Problem: Pick out the lines below with "desc" and list them.

Page and application data records:
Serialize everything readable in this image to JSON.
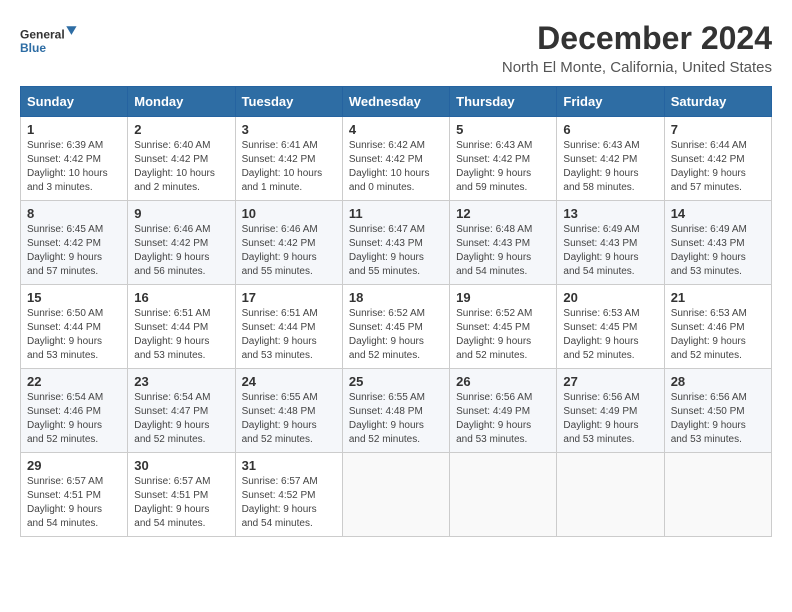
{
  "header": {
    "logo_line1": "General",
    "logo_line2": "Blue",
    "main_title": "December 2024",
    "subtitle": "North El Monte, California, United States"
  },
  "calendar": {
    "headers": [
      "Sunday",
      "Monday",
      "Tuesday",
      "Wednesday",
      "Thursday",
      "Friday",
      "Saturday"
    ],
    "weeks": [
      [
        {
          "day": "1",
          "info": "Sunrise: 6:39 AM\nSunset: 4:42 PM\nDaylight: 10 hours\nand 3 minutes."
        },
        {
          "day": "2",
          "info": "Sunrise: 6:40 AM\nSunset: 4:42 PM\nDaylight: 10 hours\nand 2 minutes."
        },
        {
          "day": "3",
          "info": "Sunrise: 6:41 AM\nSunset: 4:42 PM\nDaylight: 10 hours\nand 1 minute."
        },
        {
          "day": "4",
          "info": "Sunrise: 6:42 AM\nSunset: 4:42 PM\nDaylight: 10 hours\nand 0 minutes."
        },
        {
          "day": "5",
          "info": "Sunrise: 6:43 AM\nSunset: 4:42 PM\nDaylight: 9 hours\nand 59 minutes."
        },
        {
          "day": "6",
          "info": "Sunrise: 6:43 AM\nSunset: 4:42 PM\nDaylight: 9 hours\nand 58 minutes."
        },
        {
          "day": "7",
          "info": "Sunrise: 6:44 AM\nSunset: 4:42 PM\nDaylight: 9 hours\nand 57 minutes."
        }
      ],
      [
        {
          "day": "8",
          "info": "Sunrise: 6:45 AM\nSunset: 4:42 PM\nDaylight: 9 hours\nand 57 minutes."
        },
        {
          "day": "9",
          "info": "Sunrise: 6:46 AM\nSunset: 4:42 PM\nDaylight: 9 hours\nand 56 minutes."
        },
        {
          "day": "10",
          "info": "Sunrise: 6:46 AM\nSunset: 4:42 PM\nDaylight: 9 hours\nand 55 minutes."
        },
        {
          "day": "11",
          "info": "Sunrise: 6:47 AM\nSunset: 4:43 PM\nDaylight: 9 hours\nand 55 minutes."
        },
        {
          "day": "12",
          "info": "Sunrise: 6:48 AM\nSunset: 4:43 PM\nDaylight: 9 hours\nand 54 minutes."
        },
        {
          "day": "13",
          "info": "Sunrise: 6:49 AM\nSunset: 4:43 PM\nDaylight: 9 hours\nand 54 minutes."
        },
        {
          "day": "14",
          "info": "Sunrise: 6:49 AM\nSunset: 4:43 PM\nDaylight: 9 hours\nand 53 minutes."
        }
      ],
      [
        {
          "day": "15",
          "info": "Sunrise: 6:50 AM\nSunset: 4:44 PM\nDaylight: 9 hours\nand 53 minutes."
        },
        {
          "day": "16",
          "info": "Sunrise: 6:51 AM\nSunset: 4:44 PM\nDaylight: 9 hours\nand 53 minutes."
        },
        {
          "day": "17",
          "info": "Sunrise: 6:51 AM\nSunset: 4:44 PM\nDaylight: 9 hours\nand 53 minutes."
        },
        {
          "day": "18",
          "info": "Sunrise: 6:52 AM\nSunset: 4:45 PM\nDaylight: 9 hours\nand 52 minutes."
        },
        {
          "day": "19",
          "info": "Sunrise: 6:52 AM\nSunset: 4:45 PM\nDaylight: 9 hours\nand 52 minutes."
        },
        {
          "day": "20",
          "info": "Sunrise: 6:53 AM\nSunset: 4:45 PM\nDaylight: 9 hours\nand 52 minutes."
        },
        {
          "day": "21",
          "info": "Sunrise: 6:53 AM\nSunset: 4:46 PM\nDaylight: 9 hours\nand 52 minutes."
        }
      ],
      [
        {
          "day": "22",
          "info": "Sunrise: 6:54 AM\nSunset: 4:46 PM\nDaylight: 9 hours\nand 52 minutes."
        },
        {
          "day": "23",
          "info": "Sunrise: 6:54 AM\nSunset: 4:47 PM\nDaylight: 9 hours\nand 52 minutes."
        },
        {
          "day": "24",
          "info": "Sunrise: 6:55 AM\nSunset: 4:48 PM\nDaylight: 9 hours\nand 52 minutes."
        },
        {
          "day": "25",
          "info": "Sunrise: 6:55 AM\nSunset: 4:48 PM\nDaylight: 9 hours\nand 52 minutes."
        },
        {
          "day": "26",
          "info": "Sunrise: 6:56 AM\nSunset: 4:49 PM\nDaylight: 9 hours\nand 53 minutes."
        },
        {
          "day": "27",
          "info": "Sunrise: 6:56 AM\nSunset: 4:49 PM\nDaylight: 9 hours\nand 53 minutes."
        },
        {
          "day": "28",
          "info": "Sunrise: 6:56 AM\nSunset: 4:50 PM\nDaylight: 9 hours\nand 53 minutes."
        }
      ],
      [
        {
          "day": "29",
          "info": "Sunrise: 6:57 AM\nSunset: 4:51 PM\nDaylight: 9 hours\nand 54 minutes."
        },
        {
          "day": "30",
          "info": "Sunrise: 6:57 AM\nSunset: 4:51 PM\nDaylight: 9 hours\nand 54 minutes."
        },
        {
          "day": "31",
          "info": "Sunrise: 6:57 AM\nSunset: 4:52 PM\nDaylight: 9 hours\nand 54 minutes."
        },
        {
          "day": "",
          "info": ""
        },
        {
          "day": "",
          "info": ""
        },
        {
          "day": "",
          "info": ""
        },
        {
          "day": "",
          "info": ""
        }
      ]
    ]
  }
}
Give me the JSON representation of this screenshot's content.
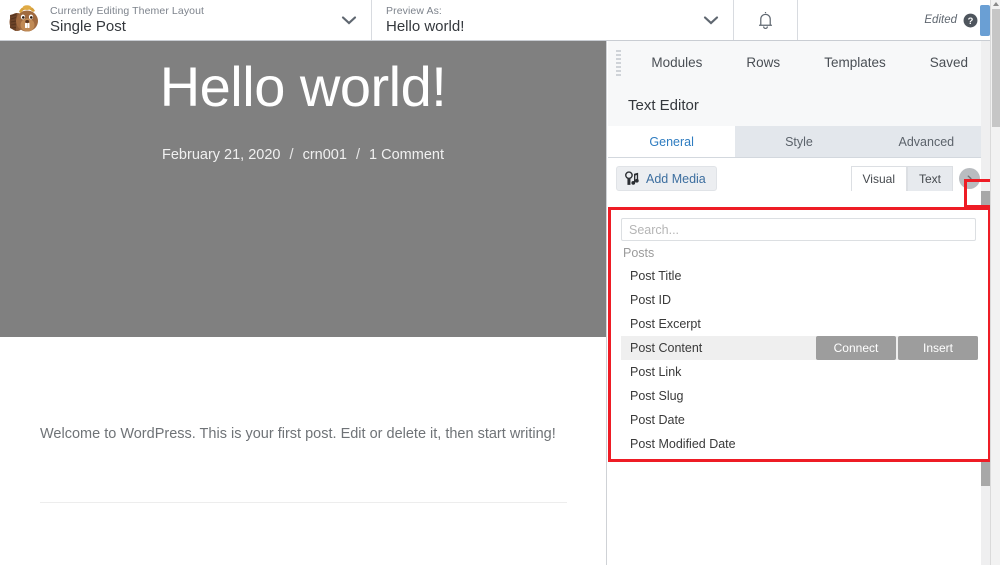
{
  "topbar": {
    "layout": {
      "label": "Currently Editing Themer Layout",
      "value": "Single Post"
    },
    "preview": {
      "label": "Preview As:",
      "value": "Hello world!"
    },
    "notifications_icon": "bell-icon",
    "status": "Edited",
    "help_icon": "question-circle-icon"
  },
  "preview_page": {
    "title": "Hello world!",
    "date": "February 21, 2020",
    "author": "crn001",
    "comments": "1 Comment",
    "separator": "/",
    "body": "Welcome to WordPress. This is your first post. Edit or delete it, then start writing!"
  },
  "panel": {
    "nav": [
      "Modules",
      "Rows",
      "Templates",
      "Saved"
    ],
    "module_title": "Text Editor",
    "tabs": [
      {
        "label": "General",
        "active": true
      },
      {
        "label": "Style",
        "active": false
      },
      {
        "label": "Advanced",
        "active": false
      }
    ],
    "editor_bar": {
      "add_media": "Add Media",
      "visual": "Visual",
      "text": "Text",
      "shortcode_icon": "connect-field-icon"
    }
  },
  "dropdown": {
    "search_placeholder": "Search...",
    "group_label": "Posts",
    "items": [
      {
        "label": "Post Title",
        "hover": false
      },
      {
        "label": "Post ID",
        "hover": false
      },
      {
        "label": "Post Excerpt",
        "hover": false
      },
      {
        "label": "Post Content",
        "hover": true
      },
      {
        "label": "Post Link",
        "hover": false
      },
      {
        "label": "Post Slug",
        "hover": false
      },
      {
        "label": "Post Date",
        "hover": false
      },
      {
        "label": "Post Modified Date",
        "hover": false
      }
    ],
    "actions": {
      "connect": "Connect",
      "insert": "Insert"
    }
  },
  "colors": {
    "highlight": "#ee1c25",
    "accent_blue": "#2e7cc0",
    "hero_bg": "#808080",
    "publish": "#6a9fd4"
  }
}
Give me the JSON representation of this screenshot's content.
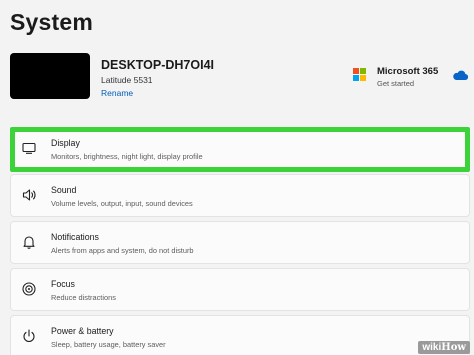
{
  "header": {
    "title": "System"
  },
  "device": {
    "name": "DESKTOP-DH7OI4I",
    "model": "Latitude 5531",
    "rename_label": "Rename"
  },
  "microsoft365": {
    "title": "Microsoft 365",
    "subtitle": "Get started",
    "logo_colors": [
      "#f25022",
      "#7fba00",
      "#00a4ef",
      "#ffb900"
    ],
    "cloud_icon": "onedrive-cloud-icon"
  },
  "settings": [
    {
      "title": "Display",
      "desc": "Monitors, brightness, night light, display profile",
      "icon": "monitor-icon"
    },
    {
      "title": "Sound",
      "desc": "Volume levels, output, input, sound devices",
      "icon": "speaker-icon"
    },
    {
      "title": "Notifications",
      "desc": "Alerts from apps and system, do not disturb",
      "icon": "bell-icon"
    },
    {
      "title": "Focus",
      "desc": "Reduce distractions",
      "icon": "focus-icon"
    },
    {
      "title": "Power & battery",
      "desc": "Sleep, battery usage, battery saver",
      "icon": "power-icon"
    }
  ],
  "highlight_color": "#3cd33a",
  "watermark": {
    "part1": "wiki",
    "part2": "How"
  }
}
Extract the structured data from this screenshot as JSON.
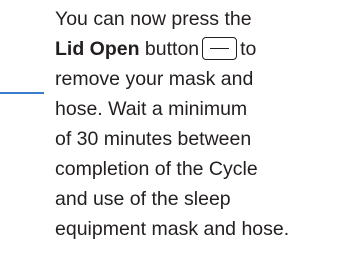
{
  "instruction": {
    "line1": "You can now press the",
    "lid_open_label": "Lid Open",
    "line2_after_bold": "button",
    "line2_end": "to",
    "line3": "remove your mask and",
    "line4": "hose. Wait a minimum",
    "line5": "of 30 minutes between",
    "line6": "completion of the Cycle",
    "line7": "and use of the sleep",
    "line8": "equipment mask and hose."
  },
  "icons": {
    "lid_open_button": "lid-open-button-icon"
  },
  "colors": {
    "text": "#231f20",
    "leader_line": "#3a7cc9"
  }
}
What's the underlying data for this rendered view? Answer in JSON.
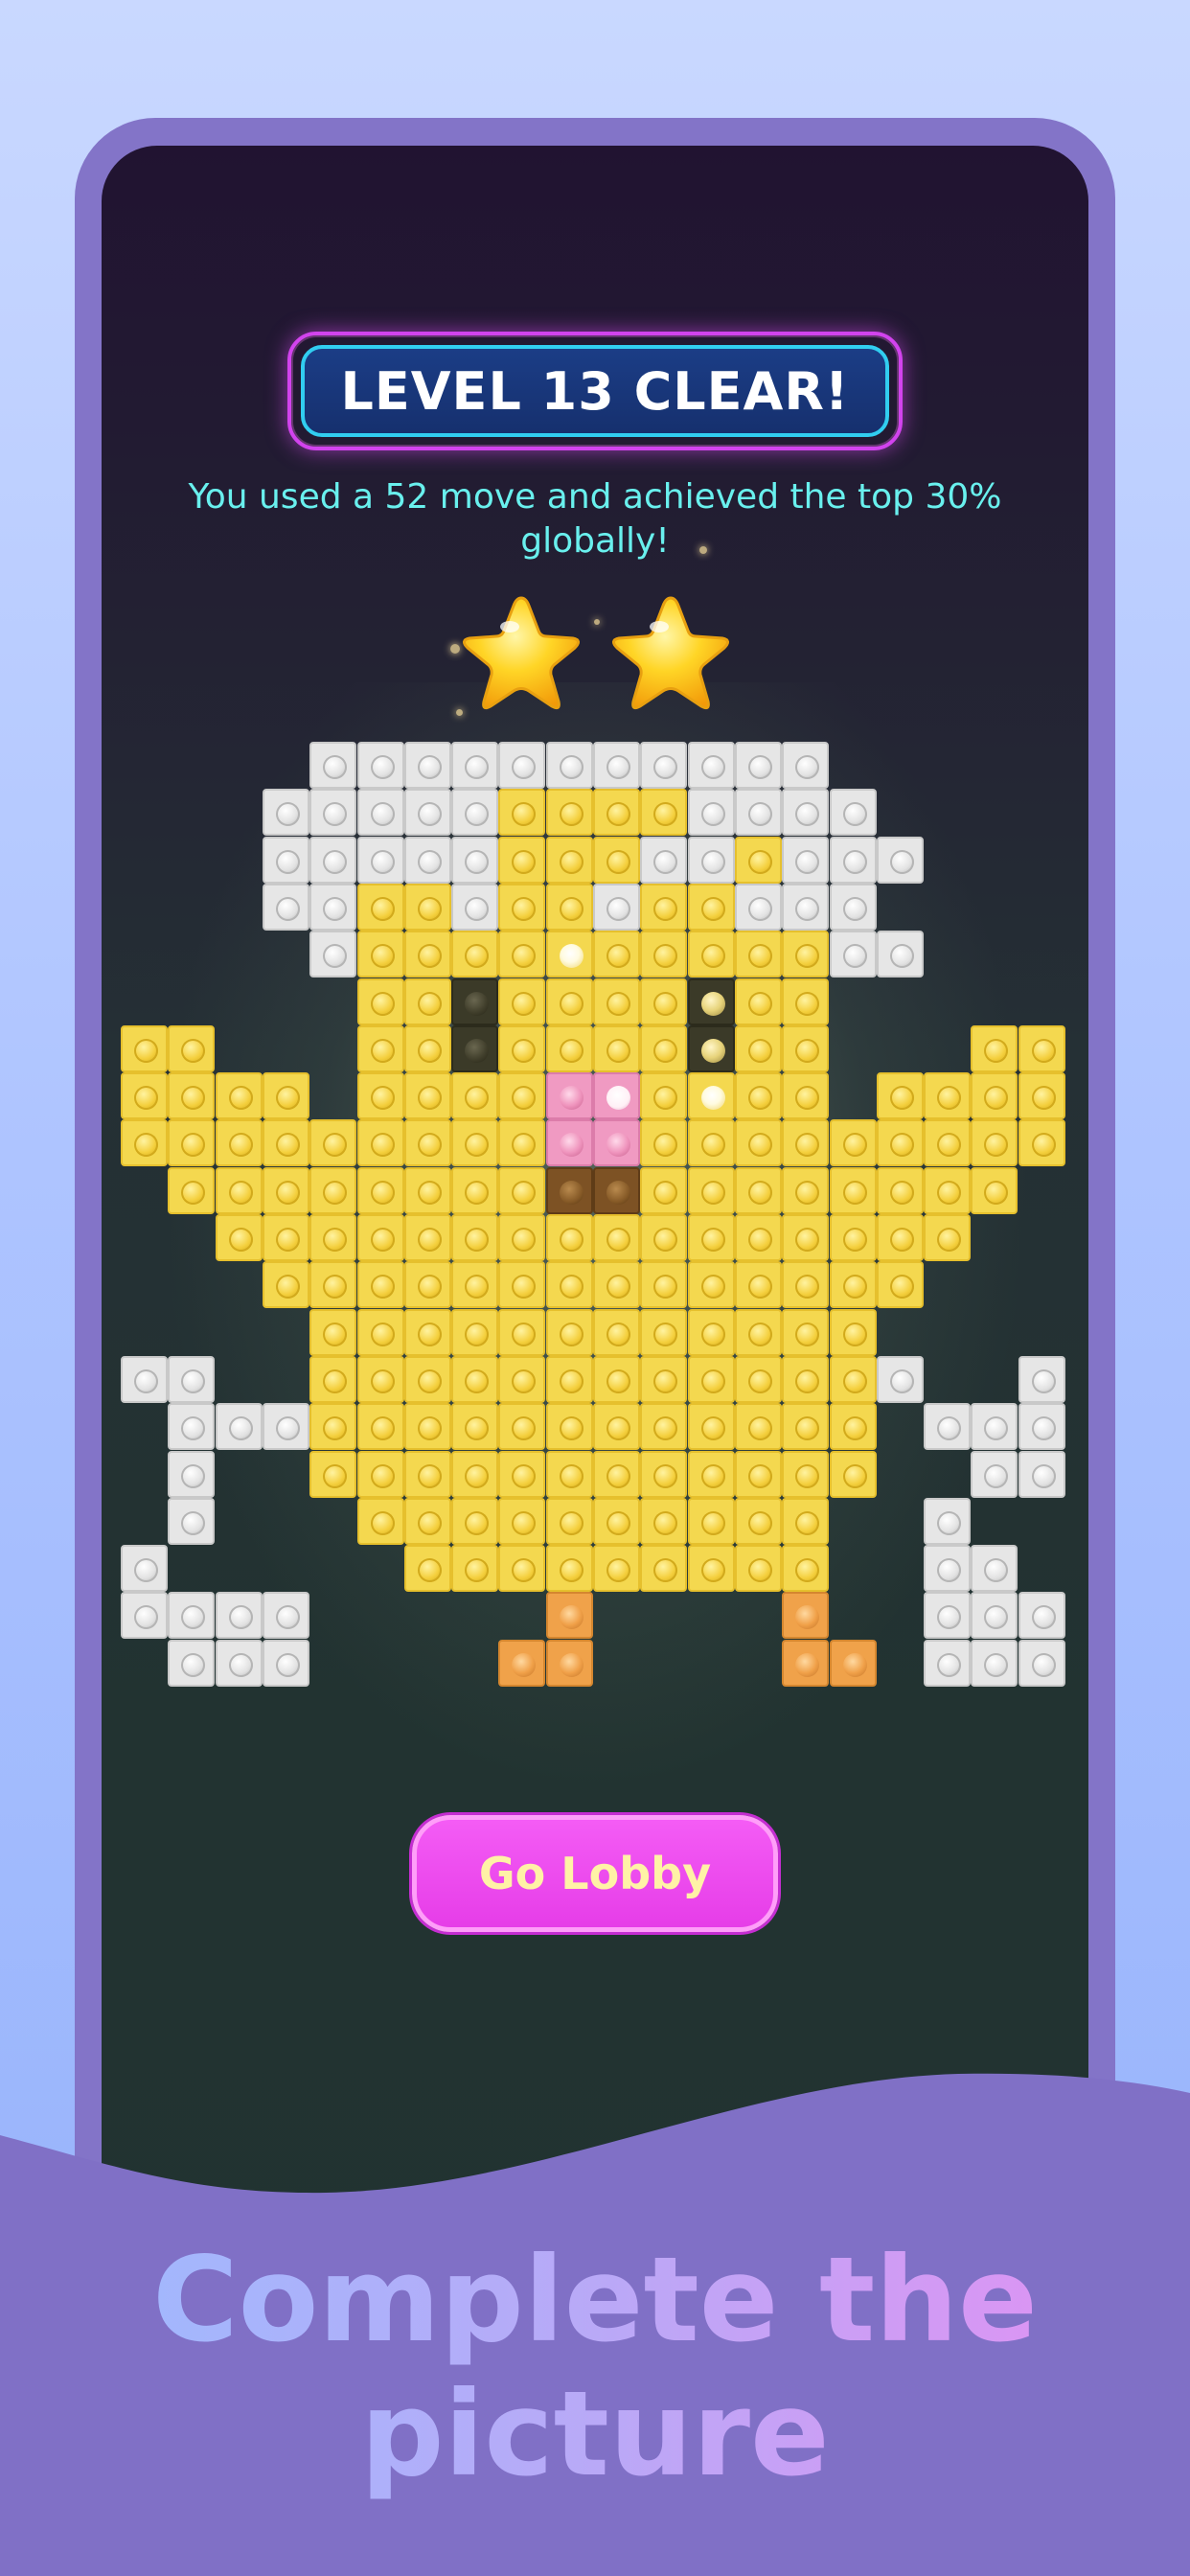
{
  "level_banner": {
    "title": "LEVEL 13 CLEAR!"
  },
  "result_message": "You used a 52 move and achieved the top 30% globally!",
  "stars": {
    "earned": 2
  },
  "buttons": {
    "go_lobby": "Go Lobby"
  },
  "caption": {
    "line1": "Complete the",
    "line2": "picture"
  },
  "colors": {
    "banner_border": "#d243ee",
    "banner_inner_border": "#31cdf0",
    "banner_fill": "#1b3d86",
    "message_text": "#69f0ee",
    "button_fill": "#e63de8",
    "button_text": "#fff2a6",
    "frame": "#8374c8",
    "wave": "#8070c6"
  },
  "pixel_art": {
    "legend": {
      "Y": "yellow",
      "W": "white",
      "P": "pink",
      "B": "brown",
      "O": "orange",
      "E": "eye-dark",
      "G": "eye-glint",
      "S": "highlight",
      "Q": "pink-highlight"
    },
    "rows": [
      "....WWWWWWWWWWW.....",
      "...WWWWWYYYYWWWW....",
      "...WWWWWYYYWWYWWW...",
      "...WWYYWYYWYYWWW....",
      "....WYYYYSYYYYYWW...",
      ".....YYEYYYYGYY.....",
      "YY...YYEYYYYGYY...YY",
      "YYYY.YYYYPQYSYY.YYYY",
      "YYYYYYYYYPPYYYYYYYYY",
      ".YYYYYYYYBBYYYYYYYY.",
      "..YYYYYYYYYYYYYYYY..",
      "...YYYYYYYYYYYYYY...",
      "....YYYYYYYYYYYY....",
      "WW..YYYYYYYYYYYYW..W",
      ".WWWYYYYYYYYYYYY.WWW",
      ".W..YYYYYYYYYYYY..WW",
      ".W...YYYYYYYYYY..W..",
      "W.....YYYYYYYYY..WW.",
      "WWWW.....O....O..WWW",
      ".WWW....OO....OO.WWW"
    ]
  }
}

Exercise response:
      "desc": "Monitors, brightness, night light, display profile",
      "desc": "Volume levels, output, input, sound devices",
      "desc": "Alerts from apps and system, do not disturb",
      "desc": "Reduce distractions",
      "desc": "Sleep, battery usage, battery saver",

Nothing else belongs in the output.